Ooh, interesting question. I don’t know, usually I just sit on my couch when I write, which is fine, and I think it’d be weird to write anywhere else now since I hardly ever do. And a perfect time? I actually tend to stay up late writing, but I don’t like it. I’d rather write earlier in the day when I’m better at thinking and will actually be able to get a decent amount of sleep that night.

  • If you could do one thing to make your writing life easier, what would it be?

I’m not really sure. I think part of the fun and reward of writing is the challenge of it. I mean, having no procrastination would make my writing life so much easier…but I think it makes me feel closer to my novels when I realize how much time and effort I’ve spent on them. Yeah, I don’t know…maybe I’d just tone down the procrastination a bit.


Writing Excerpt:

Since I was too lazy to actually write something new for this, and didn’t want to use something from the old Enhanced, I decided to take an excerpt of an excerpt I wrote for these writing practice things I was trying to do months ago. It’s the end of a conversation (well, argument) between Kai and Taira, and I doubt it’ll even go anywhere in any of the novels, but I like it, so I’ll stick it in here. (Oh, and feedback is always appreciated!)


Each of her words cut, and with them, a desire to cut her back burning stronger and stronger. “You’re the one who’s being insulting. You may have gone through some pretty terrible things, but that doesn’t mean you have to be rude to everyone else about it! You have a choice—a choice to be whoever you want to be, and you just chose to be bitter about it.”

Taira turned a cold glare back at him, but in those eyes, he could see the pain that he’d inflicted. She was hurting too, now. “You have no idea what I’ve been through. So you can just go now. I can’t believe I even started talking to you in the first place.”

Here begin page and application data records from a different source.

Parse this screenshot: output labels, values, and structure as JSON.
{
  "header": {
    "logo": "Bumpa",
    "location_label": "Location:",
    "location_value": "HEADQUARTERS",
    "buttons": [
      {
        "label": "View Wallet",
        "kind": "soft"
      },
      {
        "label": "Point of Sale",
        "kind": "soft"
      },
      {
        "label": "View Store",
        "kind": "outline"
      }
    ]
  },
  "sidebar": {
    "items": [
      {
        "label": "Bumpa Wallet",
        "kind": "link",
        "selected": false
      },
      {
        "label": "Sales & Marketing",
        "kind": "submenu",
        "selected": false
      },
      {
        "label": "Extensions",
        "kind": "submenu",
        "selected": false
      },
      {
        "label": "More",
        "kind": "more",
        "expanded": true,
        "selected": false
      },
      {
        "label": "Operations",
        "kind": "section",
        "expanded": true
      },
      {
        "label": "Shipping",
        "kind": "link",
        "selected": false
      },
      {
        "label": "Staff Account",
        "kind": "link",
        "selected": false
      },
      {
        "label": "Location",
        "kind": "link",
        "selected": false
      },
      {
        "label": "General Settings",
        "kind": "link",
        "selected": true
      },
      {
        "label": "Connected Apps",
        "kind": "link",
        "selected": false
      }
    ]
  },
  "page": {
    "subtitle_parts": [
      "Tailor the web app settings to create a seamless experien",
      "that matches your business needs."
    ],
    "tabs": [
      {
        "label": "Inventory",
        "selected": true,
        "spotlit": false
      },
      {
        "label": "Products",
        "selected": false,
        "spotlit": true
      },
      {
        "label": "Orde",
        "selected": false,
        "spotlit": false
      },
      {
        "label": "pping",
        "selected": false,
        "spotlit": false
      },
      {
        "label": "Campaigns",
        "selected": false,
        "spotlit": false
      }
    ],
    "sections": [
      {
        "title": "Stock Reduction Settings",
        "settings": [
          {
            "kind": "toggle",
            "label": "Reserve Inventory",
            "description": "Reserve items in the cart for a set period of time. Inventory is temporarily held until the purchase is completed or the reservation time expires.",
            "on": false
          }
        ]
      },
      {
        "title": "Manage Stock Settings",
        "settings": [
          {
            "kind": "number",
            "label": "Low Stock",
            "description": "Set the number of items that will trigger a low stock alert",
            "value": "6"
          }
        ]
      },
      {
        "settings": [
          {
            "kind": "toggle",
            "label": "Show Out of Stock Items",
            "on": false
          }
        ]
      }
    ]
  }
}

His heart pumped, pulsing against the wounds she’d caused, blood spilling through him. Guilt pumping through his bloodstream. Realization pooling around him.

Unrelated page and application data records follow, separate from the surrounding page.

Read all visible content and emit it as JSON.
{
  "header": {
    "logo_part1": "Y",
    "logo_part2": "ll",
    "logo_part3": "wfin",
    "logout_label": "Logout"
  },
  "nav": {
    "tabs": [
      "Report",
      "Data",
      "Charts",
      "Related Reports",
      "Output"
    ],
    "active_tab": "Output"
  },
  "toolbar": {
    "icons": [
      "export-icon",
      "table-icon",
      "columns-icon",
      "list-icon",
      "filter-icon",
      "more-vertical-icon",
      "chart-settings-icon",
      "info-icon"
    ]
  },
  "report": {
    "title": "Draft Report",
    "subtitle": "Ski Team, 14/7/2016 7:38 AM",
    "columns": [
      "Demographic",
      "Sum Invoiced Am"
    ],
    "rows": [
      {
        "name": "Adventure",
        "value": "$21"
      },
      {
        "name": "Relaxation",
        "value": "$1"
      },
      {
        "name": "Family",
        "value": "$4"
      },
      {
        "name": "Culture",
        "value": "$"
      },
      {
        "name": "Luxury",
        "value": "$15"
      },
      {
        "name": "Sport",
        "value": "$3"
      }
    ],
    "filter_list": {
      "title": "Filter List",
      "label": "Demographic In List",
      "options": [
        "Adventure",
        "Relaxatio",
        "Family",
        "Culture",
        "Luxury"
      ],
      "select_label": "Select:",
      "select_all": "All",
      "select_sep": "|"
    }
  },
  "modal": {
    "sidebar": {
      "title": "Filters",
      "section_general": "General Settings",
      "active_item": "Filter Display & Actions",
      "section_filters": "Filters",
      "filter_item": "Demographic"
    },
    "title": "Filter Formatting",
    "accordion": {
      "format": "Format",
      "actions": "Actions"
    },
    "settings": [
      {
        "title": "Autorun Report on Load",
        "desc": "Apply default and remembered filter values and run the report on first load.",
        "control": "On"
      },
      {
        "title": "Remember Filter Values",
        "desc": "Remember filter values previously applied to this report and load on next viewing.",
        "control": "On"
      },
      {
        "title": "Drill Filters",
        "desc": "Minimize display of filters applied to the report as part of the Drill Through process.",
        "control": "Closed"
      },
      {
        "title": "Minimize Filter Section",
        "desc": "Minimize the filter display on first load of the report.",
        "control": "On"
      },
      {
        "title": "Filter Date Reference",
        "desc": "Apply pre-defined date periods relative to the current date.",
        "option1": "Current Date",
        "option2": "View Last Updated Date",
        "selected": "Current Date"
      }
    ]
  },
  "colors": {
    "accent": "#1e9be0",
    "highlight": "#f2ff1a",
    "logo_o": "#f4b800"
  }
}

She didn’t hurt any less than he did.

But it was too late to say he was sorry now.


Questions:

  1. When did you first start writing, and was there ever any real reason why?
  2. What is your goal as an author?
  3. What writing project are you working on right now? What is it about? (Extensive rambling is highly encouraged.)
  4. What new plot bunnies have you had recently?
  5. Do you prefer wide-ruled or college-ruled notebooks? Trust me, this is a very important question.
  6. Is there any specific kind of pen or pencil that you like to write with the best when you’re writing on paper?
  7. Since this is the Rising Authors Tag, what heights have you risen to in your writing that you never thought you would? Also, have you ever been a zombie?
  8. How many books do you read on average in a month?
  9. Would you rather write a first draft, or revise one?
  10. Do you have any writing rituals?
  11. Do you ever put inside jokes or easter eggs in your writing? Tell us about them! Give us all your secrets…

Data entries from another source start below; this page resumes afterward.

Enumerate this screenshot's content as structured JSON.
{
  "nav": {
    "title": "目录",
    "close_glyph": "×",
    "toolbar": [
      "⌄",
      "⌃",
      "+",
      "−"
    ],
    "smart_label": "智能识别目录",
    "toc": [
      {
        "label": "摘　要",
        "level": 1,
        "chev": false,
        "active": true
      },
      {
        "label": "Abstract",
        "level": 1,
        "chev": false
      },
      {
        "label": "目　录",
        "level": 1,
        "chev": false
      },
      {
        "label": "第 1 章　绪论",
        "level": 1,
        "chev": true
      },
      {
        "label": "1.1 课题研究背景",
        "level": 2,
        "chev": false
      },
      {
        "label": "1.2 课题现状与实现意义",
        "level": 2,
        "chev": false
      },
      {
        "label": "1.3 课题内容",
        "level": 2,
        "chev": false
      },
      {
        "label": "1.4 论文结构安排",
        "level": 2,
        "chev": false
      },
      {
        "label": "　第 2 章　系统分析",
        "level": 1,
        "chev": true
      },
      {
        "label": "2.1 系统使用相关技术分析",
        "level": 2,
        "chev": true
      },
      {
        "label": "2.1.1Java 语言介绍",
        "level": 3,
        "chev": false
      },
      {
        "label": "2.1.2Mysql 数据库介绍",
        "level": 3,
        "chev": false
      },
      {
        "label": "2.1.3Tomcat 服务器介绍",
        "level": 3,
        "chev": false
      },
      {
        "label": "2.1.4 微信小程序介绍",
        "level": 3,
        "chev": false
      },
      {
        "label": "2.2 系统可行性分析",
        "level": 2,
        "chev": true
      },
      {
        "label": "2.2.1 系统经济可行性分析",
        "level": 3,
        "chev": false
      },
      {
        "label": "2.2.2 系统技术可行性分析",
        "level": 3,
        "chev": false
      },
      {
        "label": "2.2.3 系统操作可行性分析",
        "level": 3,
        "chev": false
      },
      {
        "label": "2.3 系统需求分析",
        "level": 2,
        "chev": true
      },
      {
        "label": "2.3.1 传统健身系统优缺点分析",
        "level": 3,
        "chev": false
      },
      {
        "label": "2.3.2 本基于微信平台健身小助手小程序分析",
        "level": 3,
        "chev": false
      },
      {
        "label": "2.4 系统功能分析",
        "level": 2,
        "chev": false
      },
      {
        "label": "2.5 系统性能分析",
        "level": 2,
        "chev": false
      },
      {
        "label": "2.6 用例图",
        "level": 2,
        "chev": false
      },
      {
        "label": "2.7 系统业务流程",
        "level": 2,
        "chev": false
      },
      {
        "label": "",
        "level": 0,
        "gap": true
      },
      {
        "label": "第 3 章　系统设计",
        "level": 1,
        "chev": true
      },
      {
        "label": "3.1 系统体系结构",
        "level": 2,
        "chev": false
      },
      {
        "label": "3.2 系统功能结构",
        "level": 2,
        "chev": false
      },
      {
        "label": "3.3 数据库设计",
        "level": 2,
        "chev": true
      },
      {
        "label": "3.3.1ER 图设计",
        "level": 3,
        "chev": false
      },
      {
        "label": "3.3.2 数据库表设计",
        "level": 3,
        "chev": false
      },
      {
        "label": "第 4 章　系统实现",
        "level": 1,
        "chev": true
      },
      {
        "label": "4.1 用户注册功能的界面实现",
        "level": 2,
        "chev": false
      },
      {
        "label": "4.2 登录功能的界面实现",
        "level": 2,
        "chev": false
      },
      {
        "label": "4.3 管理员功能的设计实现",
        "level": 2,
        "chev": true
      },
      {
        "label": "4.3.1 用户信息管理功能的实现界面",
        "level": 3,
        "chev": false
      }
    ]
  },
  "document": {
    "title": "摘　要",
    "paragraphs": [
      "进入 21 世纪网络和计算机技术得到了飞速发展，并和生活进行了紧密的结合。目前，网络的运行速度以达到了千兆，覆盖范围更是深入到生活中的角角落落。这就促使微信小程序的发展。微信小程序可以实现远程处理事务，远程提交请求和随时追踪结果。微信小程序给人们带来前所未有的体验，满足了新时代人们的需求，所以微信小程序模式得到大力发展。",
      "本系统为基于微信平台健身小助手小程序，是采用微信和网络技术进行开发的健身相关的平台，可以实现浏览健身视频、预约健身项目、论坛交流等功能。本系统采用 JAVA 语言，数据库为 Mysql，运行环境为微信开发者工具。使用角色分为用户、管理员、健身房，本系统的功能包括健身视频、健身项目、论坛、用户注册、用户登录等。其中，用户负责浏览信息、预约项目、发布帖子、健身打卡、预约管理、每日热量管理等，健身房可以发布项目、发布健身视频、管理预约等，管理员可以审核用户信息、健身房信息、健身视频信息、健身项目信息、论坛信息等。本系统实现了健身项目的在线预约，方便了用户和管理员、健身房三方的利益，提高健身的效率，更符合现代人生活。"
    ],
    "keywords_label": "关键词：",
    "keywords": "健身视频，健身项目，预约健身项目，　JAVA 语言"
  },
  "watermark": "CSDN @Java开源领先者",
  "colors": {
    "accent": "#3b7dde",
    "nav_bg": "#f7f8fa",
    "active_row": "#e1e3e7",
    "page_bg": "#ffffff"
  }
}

Remember, if you want to be tagged, you are! If any of you do this tag, I’d love it if you’d post a link in the comments so I can read it! If you don’t, you should totally answer the questions in the comments. Especially the zombie one.